15 Slide minutes (1 minute to explain, 2 minutes to read and color code, 4 minutes to connect to standards, 3 minutes for GOGO.)From article “The First 20 Days, Establishing Productive Group Work in the Classroom,” IRA publication. available on fisherandfrey.com under collaborative learning tabOnline Figure 2 is color coded. For our purposes today, please note which squares are blue and mark them on your copy.Your task--Take an example from our chart or this list and compare it to the SL standards. We have focused on the Collaborative Problem Solving today (blue) but you can pick from the other strategies also.Consider 2 questions:How does the strategy help students achieve the standards?How does the strategy promote culturally responsive practices?Give One, Get One Strategy (revised) —Find a partner and quickly share the strategy you picked and how it connects to the standard and CRP. Listen while your partner shares. At signal, find a new partner and repeat!
16 Resources Rigorous Reading by Fisher and Frey Lots of online videos about collaborative conversations and text-dependent questions!fisherandfrey.comSlide 16 1 minuteOur text dependent question video was by Dana Gansky

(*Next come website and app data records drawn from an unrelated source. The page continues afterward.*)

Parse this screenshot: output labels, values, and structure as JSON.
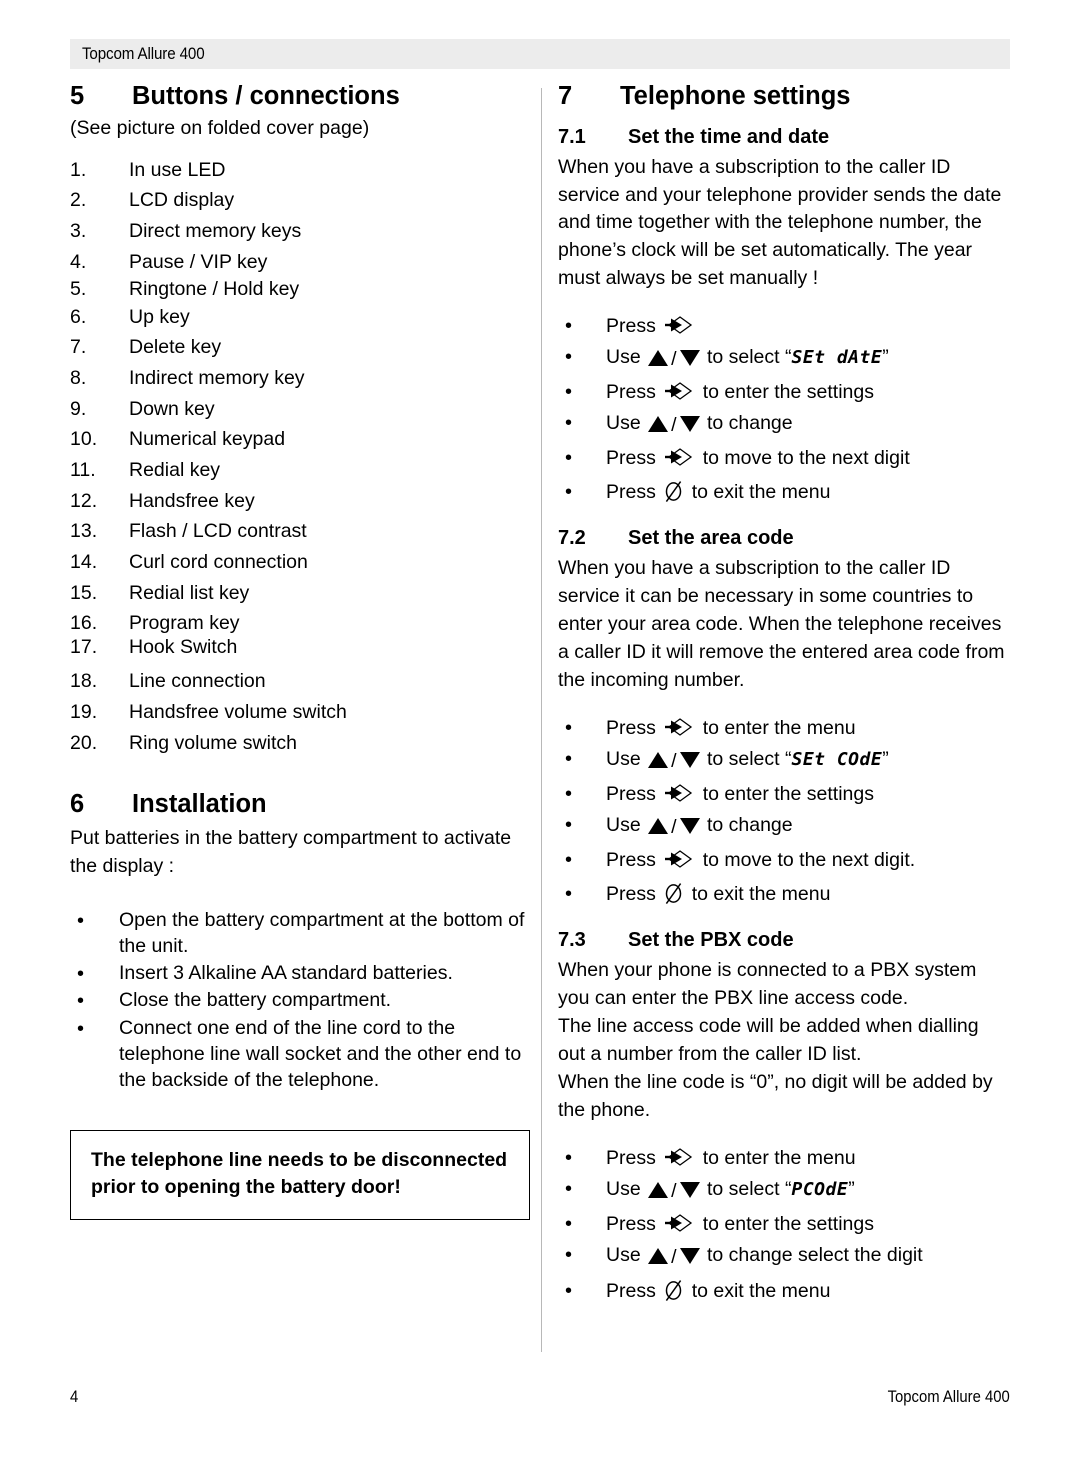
{
  "header": {
    "title": "Topcom Allure 400"
  },
  "footer": {
    "page_number": "4",
    "book_title": "Topcom Allure 400"
  },
  "left_column": {
    "section5": {
      "number": "5",
      "title": "Buttons / connections",
      "subtitle": "(See picture on folded cover page)",
      "items": [
        {
          "n": "1.",
          "label": "In use LED"
        },
        {
          "n": "2.",
          "label": "LCD display"
        },
        {
          "n": "3.",
          "label": "Direct memory keys"
        },
        {
          "n": "4.",
          "label": "Pause / VIP key"
        },
        {
          "n": "5.",
          "label": "Ringtone / Hold key"
        },
        {
          "n": "6.",
          "label": "Up key"
        },
        {
          "n": "7.",
          "label": "Delete key"
        },
        {
          "n": "8.",
          "label": "Indirect memory key"
        },
        {
          "n": "9.",
          "label": "Down key"
        },
        {
          "n": "10.",
          "label": "Numerical keypad"
        },
        {
          "n": "11.",
          "label": "Redial key"
        },
        {
          "n": "12.",
          "label": "Handsfree key"
        },
        {
          "n": "13.",
          "label": "Flash / LCD contrast"
        },
        {
          "n": "14.",
          "label": "Curl cord connection"
        },
        {
          "n": "15.",
          "label": "Redial list key"
        },
        {
          "n": "16.",
          "label": "Program key"
        },
        {
          "n": "17.",
          "label": "Hook Switch"
        },
        {
          "n": "18.",
          "label": "Line connection"
        },
        {
          "n": "19.",
          "label": "Handsfree volume switch"
        },
        {
          "n": "20.",
          "label": "Ring volume switch"
        }
      ]
    },
    "section6": {
      "number": "6",
      "title": "Installation",
      "intro": "Put batteries in the battery compartment to activate the display :",
      "bullet_char": "•",
      "bullets": [
        "Open the battery compartment at the bottom of the unit.",
        "Insert 3 Alkaline AA standard batteries.",
        "Close the battery compartment.",
        "Connect one end of the line cord to the telephone line wall socket and the other end to the backside of the telephone."
      ],
      "warning": "The telephone line needs to be disconnected prior to opening the battery door!"
    }
  },
  "right_column": {
    "section7": {
      "number": "7",
      "title": "Telephone settings"
    },
    "section71": {
      "number": "7.1",
      "title": "Set the time and date",
      "body": "When you have a subscription to the caller ID service and your telephone provider sends the date and time together with the telephone number, the phone’s clock will be set automatically. The year must always be set manually !",
      "steps": [
        {
          "pre": "Press",
          "icon": "program-key-icon",
          "post": ""
        },
        {
          "pre": "Use",
          "icon": "up-down-key-icon",
          "post": "to select “",
          "lcd": "SEt dAtE",
          "tail": "”"
        },
        {
          "pre": "Press",
          "icon": "program-key-icon",
          "post": "to enter the settings"
        },
        {
          "pre": "Use",
          "icon": "up-down-key-icon",
          "post": "to change"
        },
        {
          "pre": "Press",
          "icon": "program-key-icon",
          "post": "to move to the next digit"
        },
        {
          "pre": "Press",
          "icon": "exit-key-icon",
          "post": "to exit the menu"
        }
      ]
    },
    "section72": {
      "number": "7.2",
      "title": "Set the area code",
      "body": "When you have a subscription to the caller ID service it can be necessary in some countries to enter your area code. When the telephone receives a caller ID it will remove the entered area code from the incoming number.",
      "steps": [
        {
          "pre": "Press",
          "icon": "program-key-icon",
          "post": "to enter the menu"
        },
        {
          "pre": "Use",
          "icon": "up-down-key-icon",
          "post": "to select “",
          "lcd": "SEt COdE",
          "tail": "”"
        },
        {
          "pre": "Press",
          "icon": "program-key-icon",
          "post": "to enter the settings"
        },
        {
          "pre": "Use",
          "icon": "up-down-key-icon",
          "post": "to change"
        },
        {
          "pre": "Press",
          "icon": "program-key-icon",
          "post": "to move to the next digit."
        },
        {
          "pre": "Press",
          "icon": "exit-key-icon",
          "post": "to exit the menu"
        }
      ]
    },
    "section73": {
      "number": "7.3",
      "title": "Set the PBX code",
      "body_line1": "When your phone is connected to a PBX system you can enter the PBX line access code.",
      "body_line2": "The line access code will be added when dialling out a number from the caller ID list.",
      "body_line3": "When the line code is “0”, no digit will be added by the phone.",
      "steps": [
        {
          "pre": "Press",
          "icon": "program-key-icon",
          "post": "to enter the menu"
        },
        {
          "pre": "Use",
          "icon": "up-down-key-icon",
          "post": "to select “",
          "lcd": "PCOdE",
          "tail": "”"
        },
        {
          "pre": "Press",
          "icon": "program-key-icon",
          "post": "to enter the settings"
        },
        {
          "pre": "Use",
          "icon": "up-down-key-icon",
          "post": "to change select the digit"
        },
        {
          "pre": "Press",
          "icon": "exit-key-icon",
          "post": "to exit the menu"
        }
      ]
    }
  }
}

17 ClosureA collaborative conversation is like a ________ because__________________________.A connection I see between collaborative conversations and __________is __________.Collaborative conversations increase student learning by _______________________.An effective group work strategy will include _______________.Slide minutesPass out half sheets of paper.Closure: Ask participants to please choose 1 statement that they can respond to about our content today. Participants choose a statement, write it on the slip of paper and complete the sentence.This is an exit ticket!Friend, Inventor, Scientist, Professor (4 audiences)
18 Summarizing our Learning Slide19 1 ½ minutesWe are not done! Please do at least 2 post-its and return to your seat.ClosureSuggestionsWhat’s WorkingQuestions